▶ [EXERCISE AIM]:
Your copy should match the listing below exactly, except that it holds no images.

====== RECORDS PROVIDED

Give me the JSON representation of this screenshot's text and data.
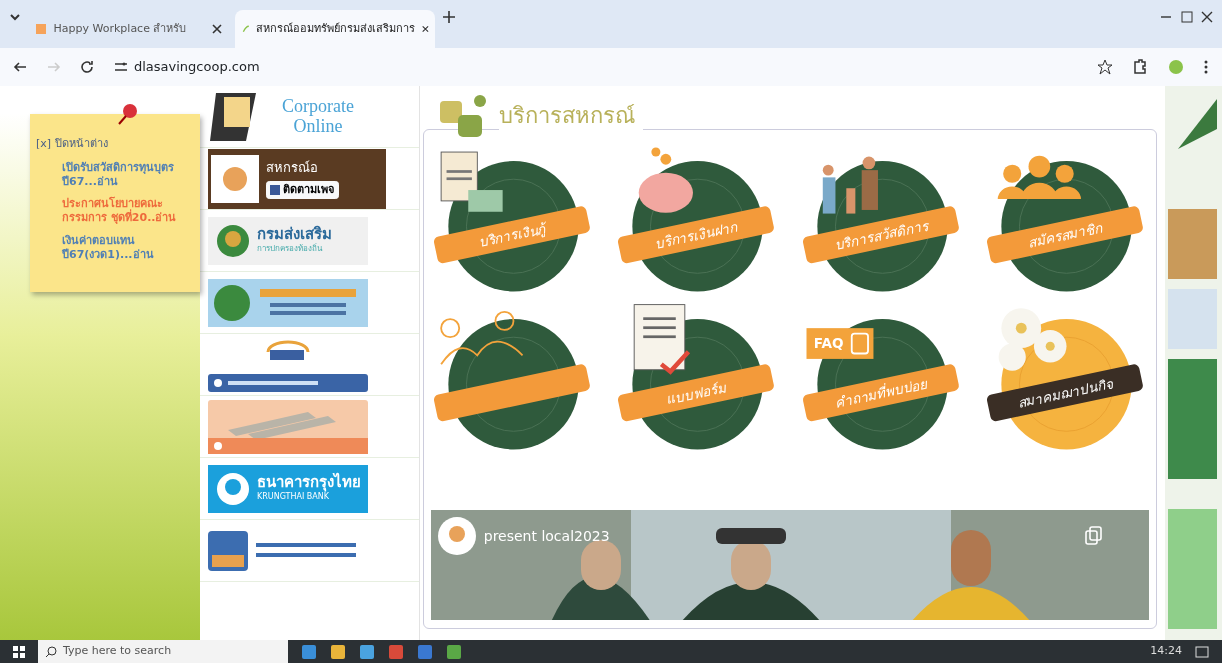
{
  "browser": {
    "tabs": [
      {
        "title": "Happy Workplace สำหรับ",
        "selected": false
      },
      {
        "title": "สหกรณ์ออมทรัพย์กรมส่งเสริมการ",
        "selected": true
      }
    ],
    "address": "dlasavingcoop.com"
  },
  "notice": {
    "close": "[x] ปิดหน้าต่าง",
    "items": [
      {
        "text": "เปิดรับสวัสดิการทุนบุตร ปี67...อ่าน",
        "color": "#4f7fb5"
      },
      {
        "text": "ประกาศนโยบายคณะกรรมการ ชุดที่20..อ่าน",
        "color": "#ee6a3c"
      },
      {
        "text": "เงินค่าตอบแทน ปี67(งวด1)...อ่าน",
        "color": "#4f7fb5"
      }
    ]
  },
  "sidebar_links": [
    {
      "kind": "ktb",
      "title": "Corporate Online"
    },
    {
      "kind": "facebook",
      "title": "สหกรณ์อ",
      "button": "ติดตามเพจ"
    },
    {
      "kind": "dept",
      "title": "กรมส่งเสริม",
      "subtitle": "การปกครองท้องถิ่น"
    },
    {
      "kind": "blue-banner"
    },
    {
      "kind": "center"
    },
    {
      "kind": "orange-banner"
    },
    {
      "kind": "ktb-bank",
      "title": "ธนาคารกรุงไทย",
      "subtitle": "KRUNGTHAI BANK"
    },
    {
      "kind": "bank-logo"
    }
  ],
  "services": {
    "title": "บริการสหกรณ์",
    "items": [
      {
        "kind": "loan",
        "label": "บริการเงินกู้"
      },
      {
        "kind": "deposit",
        "label": "บริการเงินฝาก"
      },
      {
        "kind": "welfare",
        "label": "บริการสวัสดิการ"
      },
      {
        "kind": "members",
        "label": "สมัครสมาชิก"
      },
      {
        "kind": "contact"
      },
      {
        "kind": "form",
        "label": "แบบฟอร์ม"
      },
      {
        "kind": "faq",
        "label": "คำถามที่พบบ่อย",
        "badge": "FAQ"
      },
      {
        "kind": "flowers",
        "label": "สมาคมฌาปนกิจ"
      }
    ]
  },
  "video": {
    "channel": "present local2023"
  },
  "taskbar": {
    "search_placeholder": "Type here to search",
    "time": "14:24"
  }
}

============

▶ [TASK OUTPUT]:
Give me the JSON representation of this screenshot's text and data.
{
  "browser": {
    "tabs": [
      {
        "title": "Happy Workplace สำหรับ",
        "selected": false
      },
      {
        "title": "สหกรณ์ออมทรัพย์กรมส่งเสริมการ",
        "selected": true
      }
    ],
    "address": "dlasavingcoop.com"
  },
  "notice": {
    "close": "[x] ปิดหน้าต่าง",
    "items": [
      {
        "text": "เปิดรับสวัสดิการทุนบุตร ปี67...อ่าน",
        "color": "#4f7fb5"
      },
      {
        "text": "ประกาศนโยบายคณะกรรมการ ชุดที่20..อ่าน",
        "color": "#ee6a3c"
      },
      {
        "text": "เงินค่าตอบแทน ปี67(งวด1)...อ่าน",
        "color": "#4f7fb5"
      }
    ]
  },
  "sidebar_links": [
    {
      "kind": "ktb",
      "title": "Corporate Online"
    },
    {
      "kind": "facebook",
      "title": "สหกรณ์อ",
      "button": "ติดตามเพจ"
    },
    {
      "kind": "dept",
      "title": "กรมส่งเสริม",
      "subtitle": "การปกครองท้องถิ่น"
    },
    {
      "kind": "blue-banner"
    },
    {
      "kind": "center"
    },
    {
      "kind": "orange-banner"
    },
    {
      "kind": "ktb-bank",
      "title": "ธนาคารกรุงไทย",
      "subtitle": "KRUNGTHAI BANK"
    },
    {
      "kind": "bank-logo"
    }
  ],
  "services": {
    "title": "บริการสหกรณ์",
    "items": [
      {
        "kind": "loan",
        "label": "บริการเงินกู้"
      },
      {
        "kind": "deposit",
        "label": "บริการเงินฝาก"
      },
      {
        "kind": "welfare",
        "label": "บริการสวัสดิการ"
      },
      {
        "kind": "members",
        "label": "สมัครสมาชิก"
      },
      {
        "kind": "contact"
      },
      {
        "kind": "form",
        "label": "แบบฟอร์ม"
      },
      {
        "kind": "faq",
        "label": "คำถามที่พบบ่อย",
        "badge": "FAQ"
      },
      {
        "kind": "flowers",
        "label": "สมาคมฌาปนกิจ"
      }
    ]
  },
  "video": {
    "channel": "present local2023"
  },
  "taskbar": {
    "search_placeholder": "Type here to search",
    "time": "14:24"
  }
}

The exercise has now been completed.